The Finnish term "Mökki" describes a small cottage by the lake – a quiet retreat surrounded only by nature. Without luxury, reduced to the essential the Mökki traditionally links the urban everyday life to the rural closeness with nature. Far away from civilization at the end of a multi-hour trip from Helsinki lies the Mökki Santara. It is a peaceful place, embedded in the heart of Karelia amidst the endless wilderness of forests and lakes.
Following traditional spatial concepts, the Mökki divides the functions living and cleaning into two separate volumes. Slightly elevated on a connecting platform these volumes open to the southwest, overviewing Lake Santara. The simple, archetypal buildings offer a unique and contemporary interpretation of the Mökki typology. In its closed state, the volumes appear as black, archaic monoliths. The interior contrasts the outward appearance with a light and warm flowing sequence of rooms. White and untreated wooden surfaces divide the kitchen, living and sleeping area into different zones. The exclusive use of regional and sustainable materials emphasizes the site-specific approach. The spruce timber for the Mökki was sourced and dried on location and now provides for the comforting atmosphere, even when it is -30° C outside.

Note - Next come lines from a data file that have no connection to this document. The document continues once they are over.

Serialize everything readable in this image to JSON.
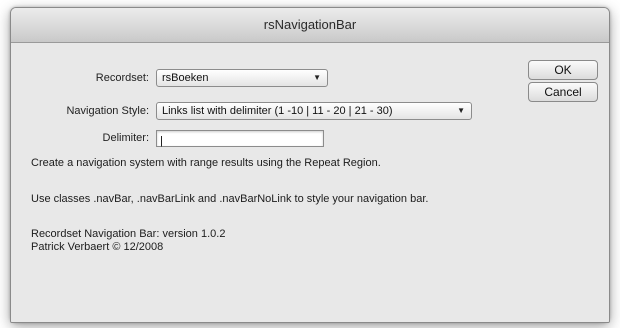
{
  "window": {
    "title": "rsNavigationBar"
  },
  "form": {
    "recordset_label": "Recordset:",
    "recordset_value": "rsBoeken",
    "nav_style_label": "Navigation Style:",
    "nav_style_value": "Links list with delimiter (1 -10 | 11 - 20 | 21 - 30)",
    "delimiter_label": "Delimiter:",
    "delimiter_value": "|"
  },
  "buttons": {
    "ok": "OK",
    "cancel": "Cancel"
  },
  "info": {
    "line1": "Create a navigation system with range results using the Repeat Region.",
    "line2": "Use classes .navBar, .navBarLink and .navBarNoLink to style your navigation bar.",
    "version": "Recordset Navigation Bar: version 1.0.2",
    "copyright": "Patrick Verbaert © 12/2008"
  }
}
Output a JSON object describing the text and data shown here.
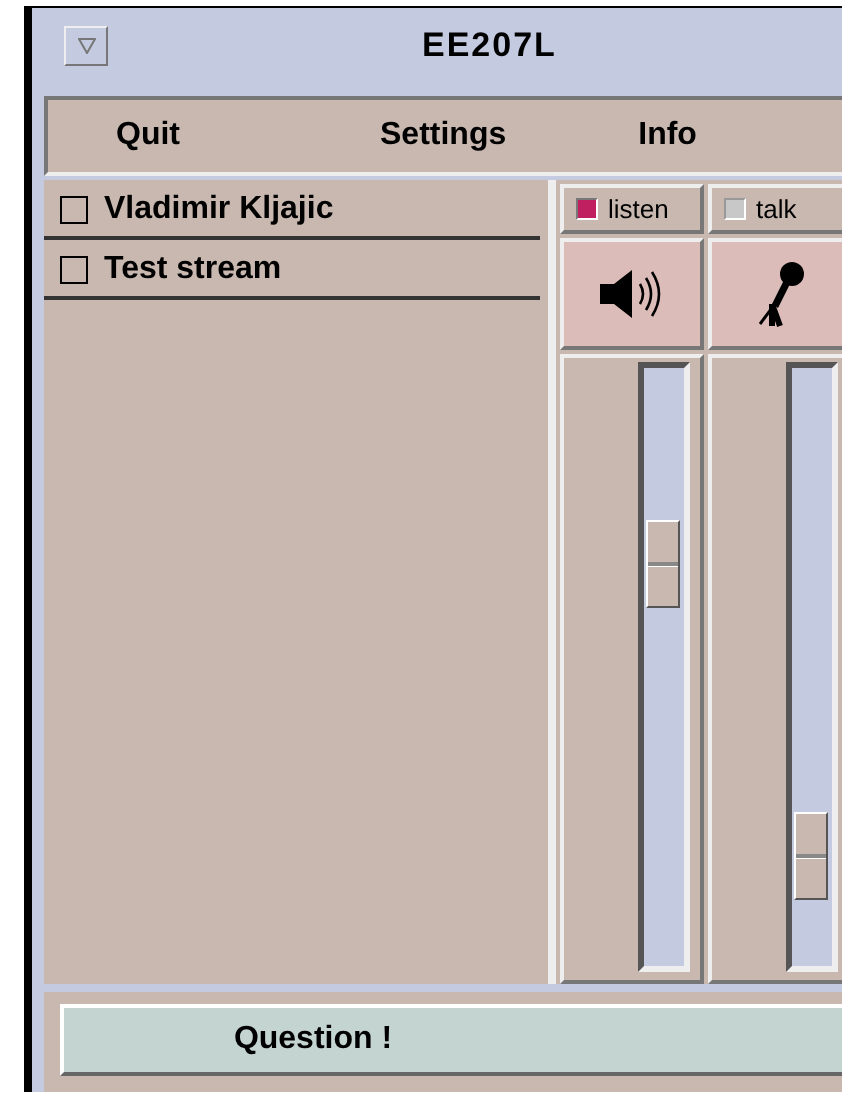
{
  "window": {
    "title": "EE207L"
  },
  "menu": [
    {
      "label": "Quit"
    },
    {
      "label": "Settings"
    },
    {
      "label": "Info"
    }
  ],
  "streams": [
    {
      "name": "Vladimir Kljajic",
      "checked": false
    },
    {
      "name": "Test stream",
      "checked": false
    }
  ],
  "channels": [
    {
      "kind": "speaker",
      "label": "listen",
      "checked": true,
      "level": 0.7
    },
    {
      "kind": "microphone",
      "label": "talk",
      "checked": false,
      "level": 0.13
    }
  ],
  "question_button": "Question !"
}
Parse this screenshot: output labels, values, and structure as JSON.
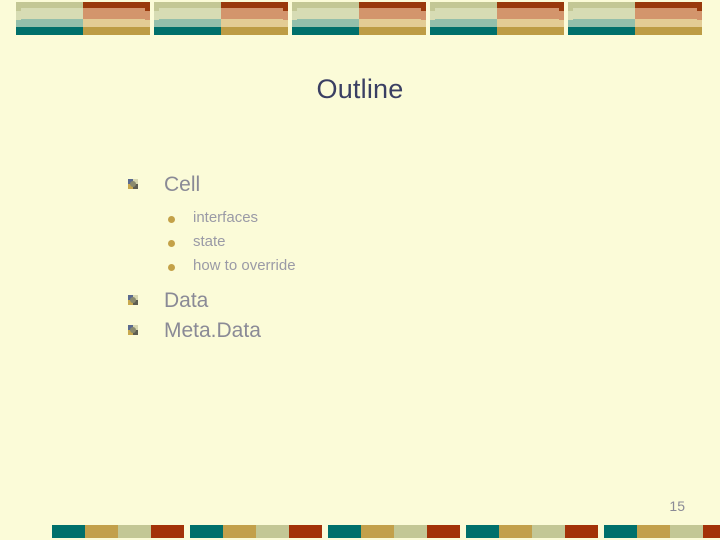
{
  "slide": {
    "title": "Outline",
    "page_number": "15",
    "background_color": "#fbfbd8",
    "title_color": "#3a3f63",
    "body_text_color": "#8a8a96"
  },
  "decor": {
    "top_block_count": 5,
    "bottom_group_count": 5,
    "top_left_colors": [
      "#c3c795",
      "#d7dcb4",
      "#93bfab",
      "#00706b"
    ],
    "top_right_colors": [
      "#99390b",
      "#d3956c",
      "#e3cc95",
      "#bd9c45"
    ],
    "bottom_bar_colors": [
      "#00706b",
      "#c2a04b",
      "#c3c795",
      "#a33208"
    ]
  },
  "outline": {
    "items": [
      {
        "label": "Cell",
        "level": 1,
        "children": [
          {
            "label": "interfaces",
            "level": 2
          },
          {
            "label": "state",
            "level": 2
          },
          {
            "label": "how to override",
            "level": 2
          }
        ]
      },
      {
        "label": "Data",
        "level": 1,
        "children": []
      },
      {
        "label": "Meta.Data",
        "level": 1,
        "children": []
      }
    ]
  }
}
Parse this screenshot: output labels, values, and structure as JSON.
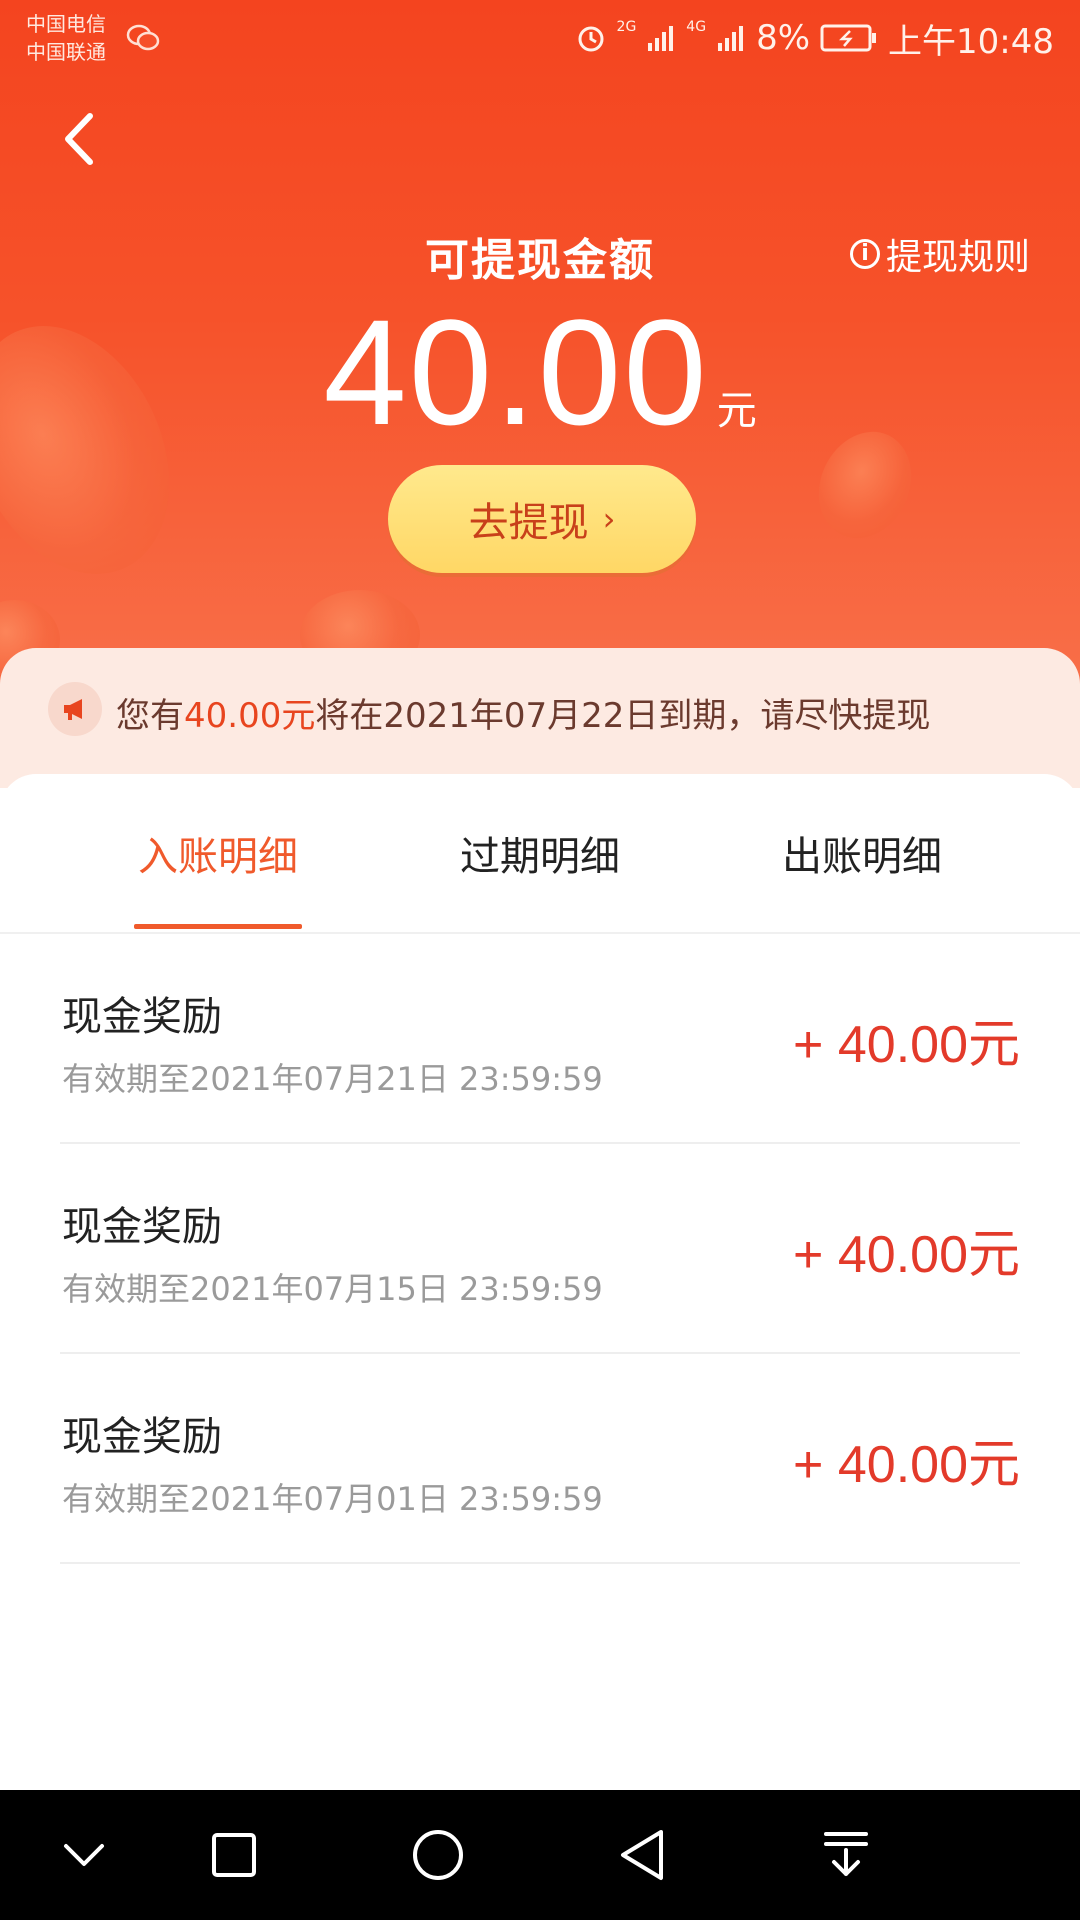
{
  "status_bar": {
    "carrier_1": "中国电信",
    "carrier_2": "中国联通",
    "network_1": "2G",
    "network_2": "4G",
    "battery": "8%",
    "time": "上午10:48"
  },
  "header": {
    "title": "可提现金额",
    "rules_label": "提现规则",
    "amount": "40.00",
    "unit": "元",
    "withdraw_label": "去提现"
  },
  "notice": {
    "prefix": "您有",
    "amount": "40.00元",
    "suffix": "将在2021年07月22日到期，请尽快提现"
  },
  "tabs": [
    {
      "label": "入账明细",
      "active": true
    },
    {
      "label": "过期明细",
      "active": false
    },
    {
      "label": "出账明细",
      "active": false
    }
  ],
  "records": [
    {
      "name": "现金奖励",
      "expiry": "有效期至2021年07月21日 23:59:59",
      "amount": "+ 40.00元"
    },
    {
      "name": "现金奖励",
      "expiry": "有效期至2021年07月15日 23:59:59",
      "amount": "+ 40.00元"
    },
    {
      "name": "现金奖励",
      "expiry": "有效期至2021年07月01日 23:59:59",
      "amount": "+ 40.00元"
    }
  ],
  "colors": {
    "brand": "#f4441f",
    "accent_text": "#f05a2c",
    "amount_text": "#e33a2a",
    "button_yellow": "#ffdf7a"
  },
  "icons": {
    "back": "chevron-left-icon",
    "rules": "info-icon",
    "notice": "megaphone-icon",
    "nav": [
      "chevron-down-icon",
      "square-icon",
      "circle-icon",
      "triangle-back-icon",
      "download-icon"
    ]
  }
}
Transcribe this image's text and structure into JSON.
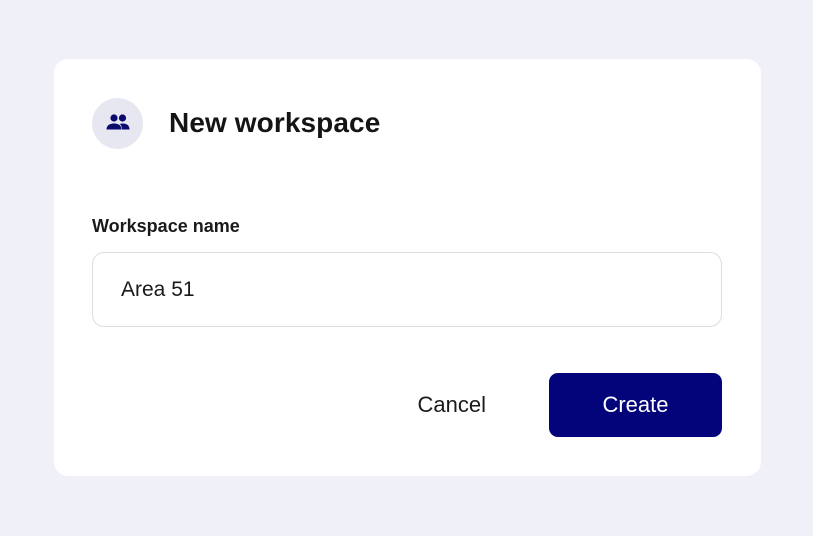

The prefabrication of the supporting construction elements, as well as the windows, doors and built-in furniture, made it possible to complete the construction of the Mökki Santara in only 8 weeks by a finely tuned team of craftsmen. The beveled siding of the timber frame walls continues on the roof, creating a fifth facade with hidden waterproofing beneath. “Invisible” details such as flush mount sheds and the seamless transition of verge and eaves support the clean, elegant and abstract form of the Mökki. This precise detailing is reflected on the inside as furniture and construction merge. The result of this cautious yet somehow natural approach to design and construction: a gentle architecture for a quiet scenery.